» **MATERIAL PROVIDED**
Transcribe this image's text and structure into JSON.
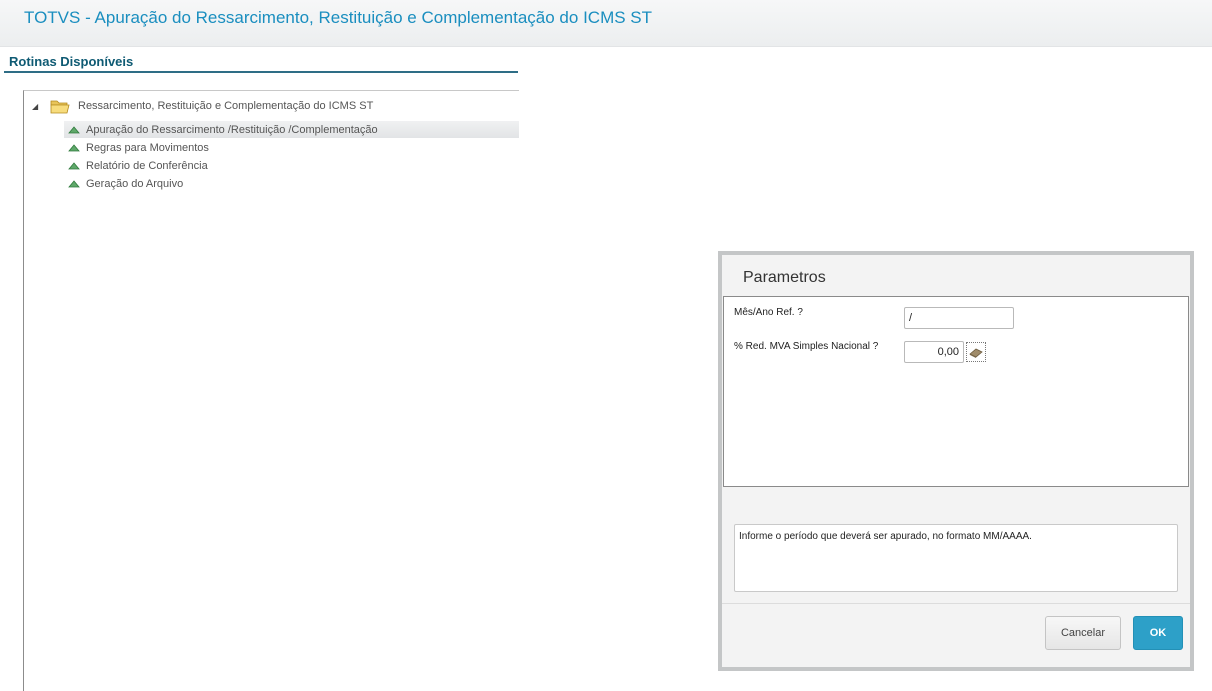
{
  "header": {
    "title": "TOTVS - Apuração do Ressarcimento, Restituição e Complementação do ICMS ST"
  },
  "panel": {
    "title": "Rotinas Disponíveis"
  },
  "tree": {
    "root": {
      "label": "Ressarcimento, Restituição e Complementação do ICMS ST",
      "expander": "◢",
      "icon": "folder-open-icon"
    },
    "children": [
      {
        "label": "Apuração do Ressarcimento /Restituição /Complementação",
        "selected": true
      },
      {
        "label": "Regras para Movimentos",
        "selected": false
      },
      {
        "label": "Relatório de Conferência",
        "selected": false
      },
      {
        "label": "Geração do Arquivo",
        "selected": false
      }
    ]
  },
  "dialog": {
    "title": "Parametros",
    "fields": [
      {
        "label": "Mês/Ano Ref. ?",
        "value": "/"
      },
      {
        "label": "% Red. MVA Simples Nacional ?",
        "value": "0,00"
      }
    ],
    "help_text": "Informe o período que deverá ser apurado, no formato MM/AAAA.",
    "cancel_label": "Cancelar",
    "ok_label": "OK"
  },
  "colors": {
    "header_title": "#1a8ebf",
    "panel_title": "#0e5a73",
    "ok_button": "#2da0c8"
  }
}
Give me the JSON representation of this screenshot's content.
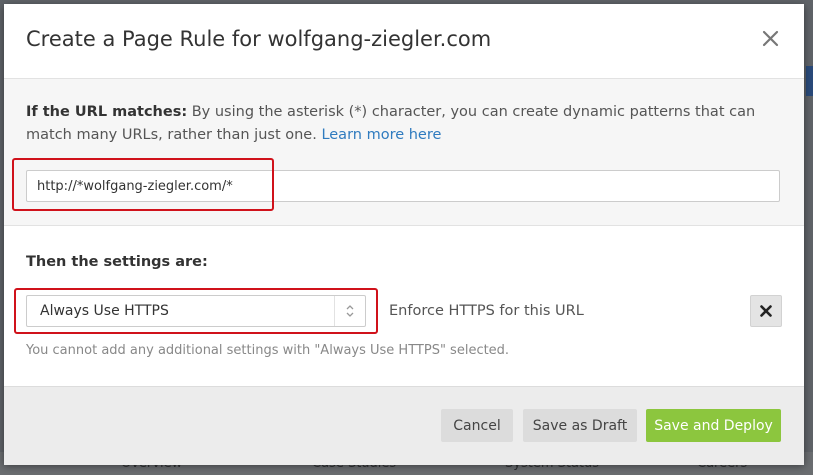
{
  "modal": {
    "title": "Create a Page Rule for wolfgang-ziegler.com"
  },
  "url_section": {
    "label": "If the URL matches:",
    "description": " By using the asterisk (*) character, you can create dynamic patterns that can match many URLs, rather than just one. ",
    "learn_more": "Learn more here",
    "url_value": "http://*wolfgang-ziegler.com/*"
  },
  "settings_section": {
    "heading": "Then the settings are:",
    "setting_selected": "Always Use HTTPS",
    "setting_description": "Enforce HTTPS for this URL",
    "note": "You cannot add any additional settings with \"Always Use HTTPS\" selected."
  },
  "footer": {
    "cancel_label": "Cancel",
    "draft_label": "Save as Draft",
    "deploy_label": "Save and Deploy"
  },
  "background_nav": [
    "Overview",
    "Case Studies",
    "System Status",
    "Careers"
  ],
  "colors": {
    "highlight": "#d0121b",
    "link": "#2f7bbf",
    "deploy_button": "#8cc63e"
  },
  "icons": {
    "close": "close-icon",
    "remove": "remove-x-icon",
    "select_arrows": "updown-arrows-icon"
  }
}
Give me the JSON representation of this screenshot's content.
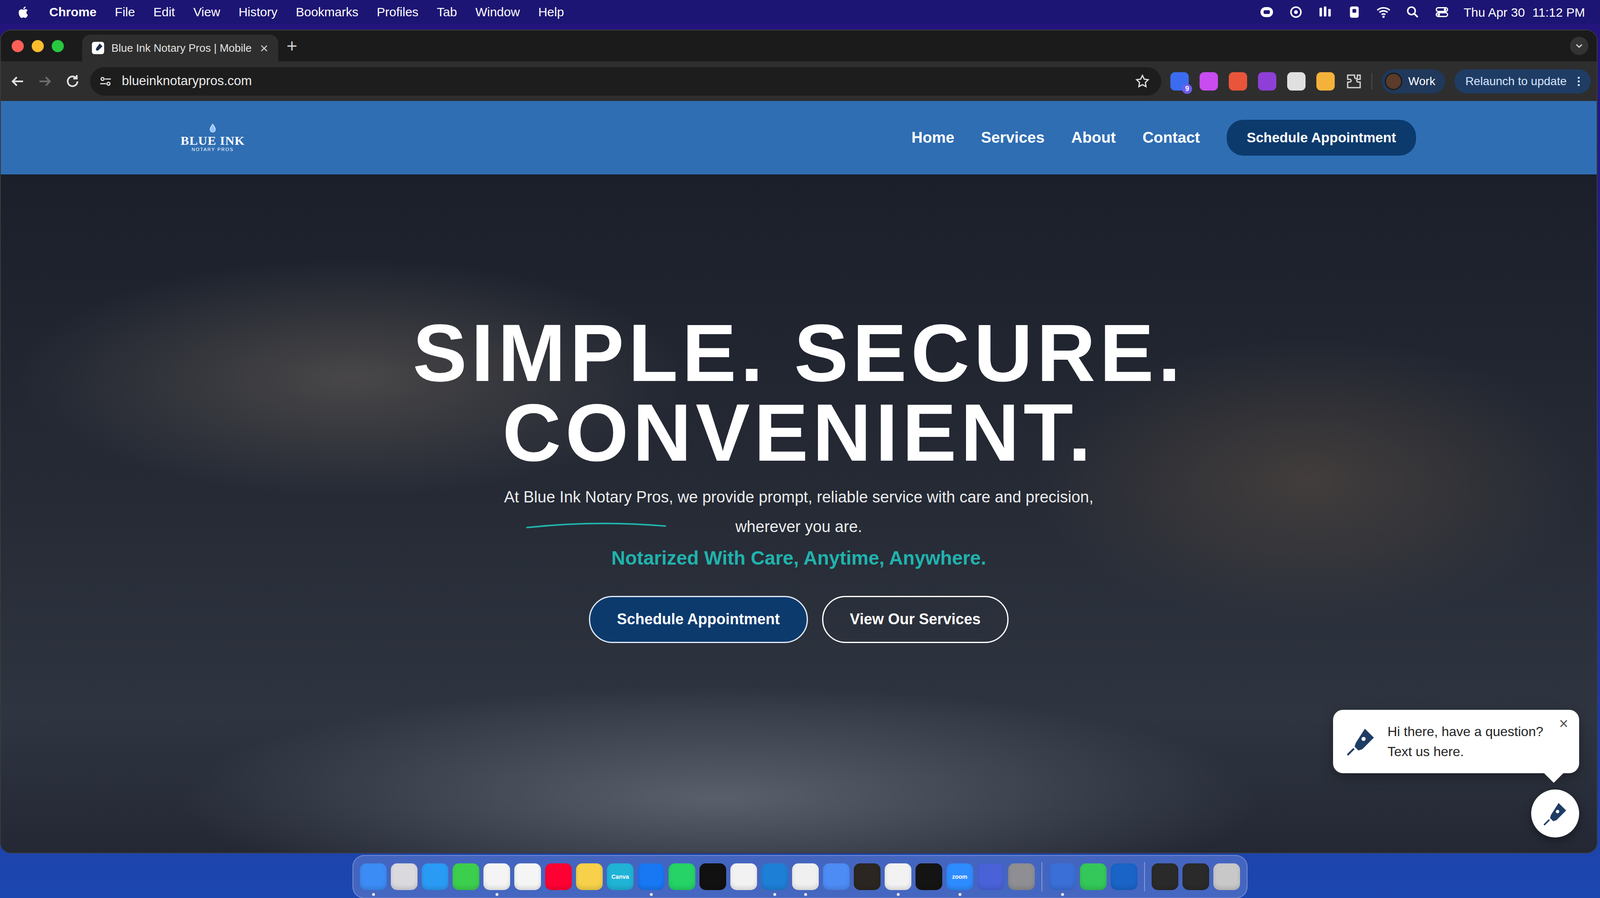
{
  "menubar": {
    "app": "Chrome",
    "menus": [
      "File",
      "Edit",
      "View",
      "History",
      "Bookmarks",
      "Profiles",
      "Tab",
      "Window",
      "Help"
    ],
    "date": "Thu Apr 30",
    "time": "11:12 PM"
  },
  "tabs": [
    {
      "label": "Blue Ink Notary Pros | Mobile",
      "selected": true,
      "close": "×"
    }
  ],
  "new_tab": "+",
  "toolbar": {
    "url": "blueinknotarypros.com",
    "bookmarked": false,
    "forward_enabled": false,
    "extensions": [
      {
        "color": "#3b6cf0",
        "badge": "9"
      },
      {
        "color": "#c84cf0"
      },
      {
        "color": "#e8553a"
      },
      {
        "color": "#8e3fd8"
      },
      {
        "color": "#e0e0e0"
      },
      {
        "color": "#f4b23a"
      }
    ],
    "profile": "Work",
    "update": "Relaunch to update"
  },
  "site": {
    "logo": {
      "name": "BLUE INK",
      "sub": "NOTARY PROS"
    },
    "nav": [
      "Home",
      "Services",
      "About",
      "Contact"
    ],
    "cta": "Schedule Appointment",
    "hero": {
      "headline": [
        "SIMPLE. SECURE.",
        "CONVENIENT."
      ],
      "lead": "At ",
      "brand": "Blue Ink Notary Pros",
      "rest": ", we provide prompt, reliable service with care and precision, wherever you are.",
      "tagline": "Notarized With Care, Anytime, Anywhere.",
      "buttons": [
        "Schedule Appointment",
        "View Our Services"
      ]
    },
    "chat": {
      "lines": [
        "Hi there, have a question?",
        "Text us here."
      ],
      "close": "×"
    }
  },
  "dock": {
    "groups": [
      [
        {
          "color": "#3b8df5",
          "running": true
        },
        {
          "color": "#d9d9de",
          "running": false
        },
        {
          "color": "#2a9bf5",
          "running": false
        },
        {
          "color": "#3ccf4e",
          "running": false
        },
        {
          "color": "#f4f4f4",
          "running": true
        },
        {
          "color": "#f5f5f5",
          "running": false
        },
        {
          "color": "#ff0033",
          "running": false
        },
        {
          "color": "#f7d149",
          "running": false
        },
        {
          "color": "#1fb3d6",
          "running": false,
          "label": "Canva"
        },
        {
          "color": "#1877f2",
          "running": true
        },
        {
          "color": "#25d366",
          "running": false
        },
        {
          "color": "#111111",
          "running": false
        },
        {
          "color": "#f2f2f2",
          "running": false
        },
        {
          "color": "#1e7fd6",
          "running": true
        },
        {
          "color": "#f0f0f0",
          "running": true
        },
        {
          "color": "#4d8cf5",
          "running": false
        },
        {
          "color": "#2b2622",
          "running": false
        },
        {
          "color": "#f2f2f2",
          "running": true
        },
        {
          "color": "#141414",
          "running": false
        },
        {
          "color": "#2d8cff",
          "running": true,
          "label": "zoom"
        },
        {
          "color": "#4a62d8",
          "running": false
        },
        {
          "color": "#8e8e93",
          "running": false
        }
      ],
      [
        {
          "color": "#3a6fd8",
          "running": true
        },
        {
          "color": "#34c759",
          "running": false
        },
        {
          "color": "#1a64c8",
          "running": false
        }
      ],
      [
        {
          "color": "#2a2a2a",
          "running": false
        },
        {
          "color": "#2a2a2a",
          "running": false
        },
        {
          "color": "#c8c8c8",
          "running": false
        }
      ]
    ]
  }
}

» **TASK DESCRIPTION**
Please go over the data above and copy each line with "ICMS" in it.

» **RESPONSE**
    "title": "TOTVS - Apuração do Ressarcimento, Restituição e Complementação do ICMS ST"
      "label": "Ressarcimento, Restituição e Complementação do ICMS ST",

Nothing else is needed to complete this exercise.